Working through the entries below, find how many lines include the string "Tallahassee"; give only that number.

(Website and app data records)
>>>>
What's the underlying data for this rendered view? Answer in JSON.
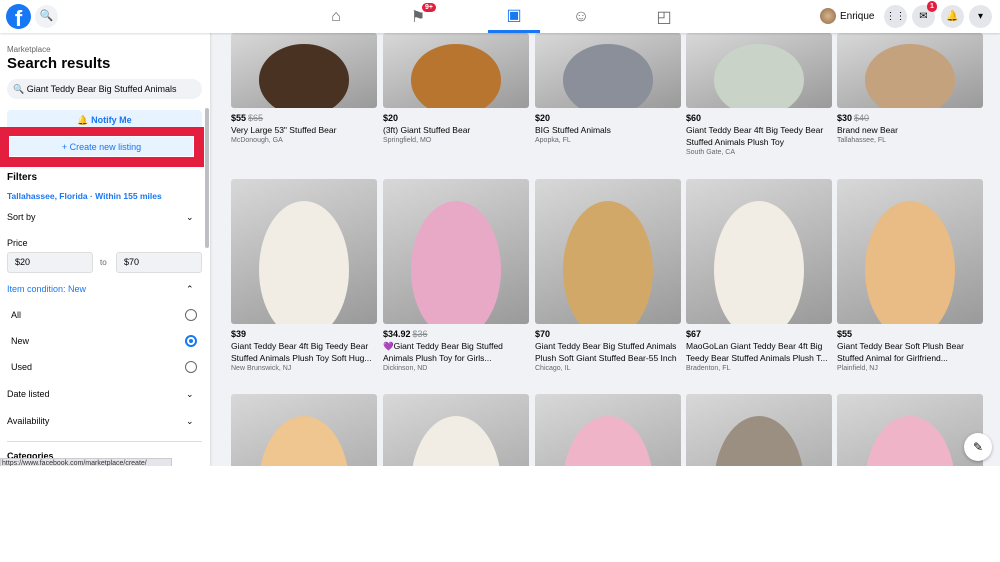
{
  "topbar": {
    "logo": "f",
    "user_name": "Enrique",
    "notifications_badge": "9+",
    "messenger_badge": "1",
    "nav": [
      {
        "icon": "home-icon",
        "glyph": "⌂"
      },
      {
        "icon": "flag-icon",
        "glyph": "⚑"
      },
      {
        "icon": "marketplace-icon",
        "glyph": "▣"
      },
      {
        "icon": "groups-icon",
        "glyph": "☺"
      },
      {
        "icon": "gaming-icon",
        "glyph": "◰"
      }
    ]
  },
  "sidebar": {
    "breadcrumb": "Marketplace",
    "title": "Search results",
    "search_value": "Giant Teddy Bear Big Stuffed Animals",
    "notify_label": "Notify Me",
    "create_label": "+ Create new listing",
    "filters_label": "Filters",
    "location": "Tallahassee, Florida · Within 155 miles",
    "sort_by": "Sort by",
    "price_label": "Price",
    "price_min": "$20",
    "price_to": "to",
    "price_max": "$70",
    "condition_label": "Item condition: New",
    "conditions": [
      {
        "label": "All",
        "selected": false
      },
      {
        "label": "New",
        "selected": true
      },
      {
        "label": "Used",
        "selected": false
      }
    ],
    "date_listed": "Date listed",
    "availability": "Availability",
    "categories": "Categories",
    "status_url": "https://www.facebook.com/marketplace/create/"
  },
  "accent": "#1877f2",
  "listings": [
    {
      "price": "$55",
      "old": "$65",
      "title": "Very Large 53\" Stuffed Bear",
      "loc": "McDonough, GA",
      "color": "#4a3222"
    },
    {
      "price": "$20",
      "old": "",
      "title": "(3ft) Giant Stuffed Bear",
      "loc": "Springfield, MO",
      "color": "#b8752f"
    },
    {
      "price": "$20",
      "old": "",
      "title": "BIG Stuffed Animals",
      "loc": "Apopka, FL",
      "color": "#8a8f99"
    },
    {
      "price": "$60",
      "old": "",
      "title": "Giant Teddy Bear 4ft Big Teedy Bear Stuffed Animals Plush Toy",
      "loc": "South Gate, CA",
      "color": "#c9d3c8"
    },
    {
      "price": "$30",
      "old": "$40",
      "title": "Brand new Bear",
      "loc": "Tallahassee, FL",
      "color": "#c4a27e"
    },
    {
      "price": "$39",
      "old": "",
      "title": "Giant Teddy Bear 4ft Big Teedy Bear Stuffed Animals Plush Toy Soft Hug...",
      "loc": "New Brunswick, NJ",
      "color": "#f2ede4"
    },
    {
      "price": "$34.92",
      "old": "$36",
      "title": "💜Giant Teddy Bear Big Stuffed Animals Plush Toy for Girls...",
      "loc": "Dickinson, ND",
      "color": "#e8a9c6"
    },
    {
      "price": "$70",
      "old": "",
      "title": "Giant Teddy Bear Big Stuffed Animals Plush Soft Giant Stuffed Bear-55 Inch",
      "loc": "Chicago, IL",
      "color": "#d2a868"
    },
    {
      "price": "$67",
      "old": "",
      "title": "MaoGoLan Giant Teddy Bear 4ft Big Teedy Bear Stuffed Animals Plush T...",
      "loc": "Bradenton, FL",
      "color": "#f2ede4"
    },
    {
      "price": "$55",
      "old": "",
      "title": "Giant Teddy Bear Soft Plush Bear Stuffed Animal for Girlfriend...",
      "loc": "Plainfield, NJ",
      "color": "#e9bb85"
    },
    {
      "color": "#efc590"
    },
    {
      "color": "#f2ede4"
    },
    {
      "color": "#f0b4c8"
    },
    {
      "color": "#9a8f80"
    },
    {
      "color": "#f0b4c8"
    }
  ]
}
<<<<
| Answer box |
2